In 2013, the American Psychological Association (APA) designated gaming disorder as “a condition for further study.” But even that provoked pushback.

The Making Of A #MeToo Playbook

Aug 7, 2018

Les Moonves, chairman and CEO of the CBS Corporation, hasn’t resigned, retired or been fired nearly two weeks after a big scoop about his alleged sexual misconduct was published in The New Yorker.

That story by journalist Ronan Farrow implicated the whole of CBS’ corporate culture, with searing details like this:

Tangier Island is disappearing. It lies 16 open-water miles from the closest mainland town in Virginia. The island loses around 15 feet of coastline per year, due to rising sea levels and erosion.

Tangier Island, and its 450 residents, vaulted onto the national stage after an interview the mayor and some town residents gave to CNN. In it, they asked President Trump for help in saving the island. Eighty-seven percent of island residents voted for Trump, who has previously called climate change a “hoax.”

Bill Browder On The Magnitsky Act

Aug 7, 2018

Bill Browder was a lead campaigner behind the Magnitsky Act, which was allegedly the reason for a meeting between Trump campaign staffers and a Kremlin-connected attorney last year.

Or so we thought.

The president tweeted this weekend that the meeting was, in fact, about potential damaging information about Hillary Clinton.

The Real Estate We're In

Aug 6, 2018

Home prices and rents are skyrocketing, especially in urban areas. Wages are stagnating.

“The national median rent [rose] 20 percent faster than overall inflation in 1990–2016 and the median home price 41 percent faster,” according to the State of the Nation’s Housing report, produced by the Joint Center for Housing Studies at Harvard University.
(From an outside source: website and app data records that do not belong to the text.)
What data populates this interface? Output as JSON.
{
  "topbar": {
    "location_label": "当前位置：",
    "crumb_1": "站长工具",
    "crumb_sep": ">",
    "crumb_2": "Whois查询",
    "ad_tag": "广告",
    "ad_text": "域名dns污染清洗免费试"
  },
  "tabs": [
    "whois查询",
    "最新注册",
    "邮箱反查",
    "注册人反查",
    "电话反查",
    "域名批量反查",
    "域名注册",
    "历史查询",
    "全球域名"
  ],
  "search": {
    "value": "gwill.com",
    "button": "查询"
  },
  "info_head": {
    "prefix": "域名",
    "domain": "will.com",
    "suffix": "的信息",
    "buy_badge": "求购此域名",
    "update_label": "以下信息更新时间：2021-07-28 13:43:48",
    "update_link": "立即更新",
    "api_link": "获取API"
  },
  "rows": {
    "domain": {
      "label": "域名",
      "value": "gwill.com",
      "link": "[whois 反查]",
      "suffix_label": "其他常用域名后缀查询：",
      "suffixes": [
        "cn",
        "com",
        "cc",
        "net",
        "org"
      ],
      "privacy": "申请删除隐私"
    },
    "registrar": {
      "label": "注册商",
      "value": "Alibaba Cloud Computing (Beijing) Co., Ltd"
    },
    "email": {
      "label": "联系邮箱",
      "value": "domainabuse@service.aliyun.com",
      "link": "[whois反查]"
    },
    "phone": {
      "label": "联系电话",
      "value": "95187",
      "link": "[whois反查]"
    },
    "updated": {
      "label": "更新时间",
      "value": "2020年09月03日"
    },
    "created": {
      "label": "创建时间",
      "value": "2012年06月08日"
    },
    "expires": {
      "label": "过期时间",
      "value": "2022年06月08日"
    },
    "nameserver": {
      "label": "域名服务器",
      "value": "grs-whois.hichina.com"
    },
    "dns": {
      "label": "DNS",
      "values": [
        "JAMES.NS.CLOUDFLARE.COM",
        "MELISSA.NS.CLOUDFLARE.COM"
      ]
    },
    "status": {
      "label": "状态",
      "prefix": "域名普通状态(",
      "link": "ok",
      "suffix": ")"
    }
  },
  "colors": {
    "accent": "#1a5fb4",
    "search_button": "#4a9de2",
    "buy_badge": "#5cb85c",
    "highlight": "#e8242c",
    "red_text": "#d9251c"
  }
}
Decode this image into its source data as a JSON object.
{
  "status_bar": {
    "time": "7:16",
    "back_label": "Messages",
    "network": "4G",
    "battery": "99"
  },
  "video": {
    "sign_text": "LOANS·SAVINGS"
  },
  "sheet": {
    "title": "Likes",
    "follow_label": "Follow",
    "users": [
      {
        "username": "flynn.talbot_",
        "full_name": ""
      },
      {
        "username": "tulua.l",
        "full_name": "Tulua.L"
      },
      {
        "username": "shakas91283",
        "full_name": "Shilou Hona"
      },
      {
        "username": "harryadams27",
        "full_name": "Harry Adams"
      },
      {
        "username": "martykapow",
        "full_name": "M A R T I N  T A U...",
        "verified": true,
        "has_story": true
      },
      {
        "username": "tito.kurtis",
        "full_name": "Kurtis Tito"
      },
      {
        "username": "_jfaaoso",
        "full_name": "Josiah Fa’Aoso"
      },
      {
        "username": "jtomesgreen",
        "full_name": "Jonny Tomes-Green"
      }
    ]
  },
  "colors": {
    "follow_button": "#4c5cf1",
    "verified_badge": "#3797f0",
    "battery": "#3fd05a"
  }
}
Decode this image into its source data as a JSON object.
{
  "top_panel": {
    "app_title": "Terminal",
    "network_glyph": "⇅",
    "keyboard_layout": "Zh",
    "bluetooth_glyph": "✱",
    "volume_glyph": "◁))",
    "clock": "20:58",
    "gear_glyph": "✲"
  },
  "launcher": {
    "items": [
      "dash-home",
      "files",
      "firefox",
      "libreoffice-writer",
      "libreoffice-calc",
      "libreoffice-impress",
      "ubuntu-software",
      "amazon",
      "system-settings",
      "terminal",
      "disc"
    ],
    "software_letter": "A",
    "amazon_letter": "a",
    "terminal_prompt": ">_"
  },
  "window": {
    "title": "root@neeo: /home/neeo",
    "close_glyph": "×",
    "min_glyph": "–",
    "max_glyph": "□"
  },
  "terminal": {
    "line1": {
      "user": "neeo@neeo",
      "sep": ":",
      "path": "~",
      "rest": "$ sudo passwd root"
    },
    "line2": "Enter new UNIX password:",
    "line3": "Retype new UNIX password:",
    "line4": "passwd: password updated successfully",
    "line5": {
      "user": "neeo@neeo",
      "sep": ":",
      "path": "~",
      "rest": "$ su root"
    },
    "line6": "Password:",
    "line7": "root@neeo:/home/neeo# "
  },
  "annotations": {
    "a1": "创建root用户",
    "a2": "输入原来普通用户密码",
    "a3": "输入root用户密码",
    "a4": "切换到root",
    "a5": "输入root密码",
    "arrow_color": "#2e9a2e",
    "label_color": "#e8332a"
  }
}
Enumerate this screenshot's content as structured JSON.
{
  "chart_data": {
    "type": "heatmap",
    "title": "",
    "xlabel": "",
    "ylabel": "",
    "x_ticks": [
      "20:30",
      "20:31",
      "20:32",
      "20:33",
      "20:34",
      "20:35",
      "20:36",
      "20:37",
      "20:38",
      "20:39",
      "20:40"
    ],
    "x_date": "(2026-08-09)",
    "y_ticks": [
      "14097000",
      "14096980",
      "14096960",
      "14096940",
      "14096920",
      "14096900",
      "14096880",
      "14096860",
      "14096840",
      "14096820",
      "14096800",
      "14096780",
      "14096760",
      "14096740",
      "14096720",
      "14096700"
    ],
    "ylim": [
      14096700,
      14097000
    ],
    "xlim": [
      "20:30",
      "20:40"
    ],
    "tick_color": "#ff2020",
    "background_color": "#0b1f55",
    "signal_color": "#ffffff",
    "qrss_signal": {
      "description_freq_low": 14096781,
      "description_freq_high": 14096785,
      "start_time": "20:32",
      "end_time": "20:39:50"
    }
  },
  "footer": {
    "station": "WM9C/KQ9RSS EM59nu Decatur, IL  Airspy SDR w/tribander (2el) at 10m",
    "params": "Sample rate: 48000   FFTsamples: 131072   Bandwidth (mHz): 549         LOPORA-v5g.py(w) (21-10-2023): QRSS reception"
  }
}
Changing Autos, Changing Climate

Aug 6, 2018

The Trump administration wants to relax fuel efficiency standards. But some states are fighting back.

From Reuters.

The Battle for the Beach

Aug 6, 2018

The world is running out of sand. And it’s a problem.

Here’s how Vincent Beiser, writing for Wired, puts it.

With guest host Celeste Headlee.

What happens when soldiers are designated missing in action?

We had Noreen Loper on our show last week. She’s been waiting a long time to know what happened to her brother, Airman James O’Meara Jr. O’Meara was shot down during the Korean War. “It’s heartbreaking to live not knowing one way or the other…you can’t simply let it go,” she told us.

From the BBC:

Mental Illness: [Enter Stage Right]

Aug 2, 2018

With guest host Celeste Headlee.

In “Dear Evan Hansen,” the hit Broadway musical, we see a main character who struggles with severe social anxiety. “Fun Home,” another Tony Award-winner, digs deep into paralyzing depression.

Musicals about mental illness are a lucrative artistic trend in theatre. And these productions are breaking new ground with their honest, entertaining portrayals of disorders that 1 in 5 Americans live with.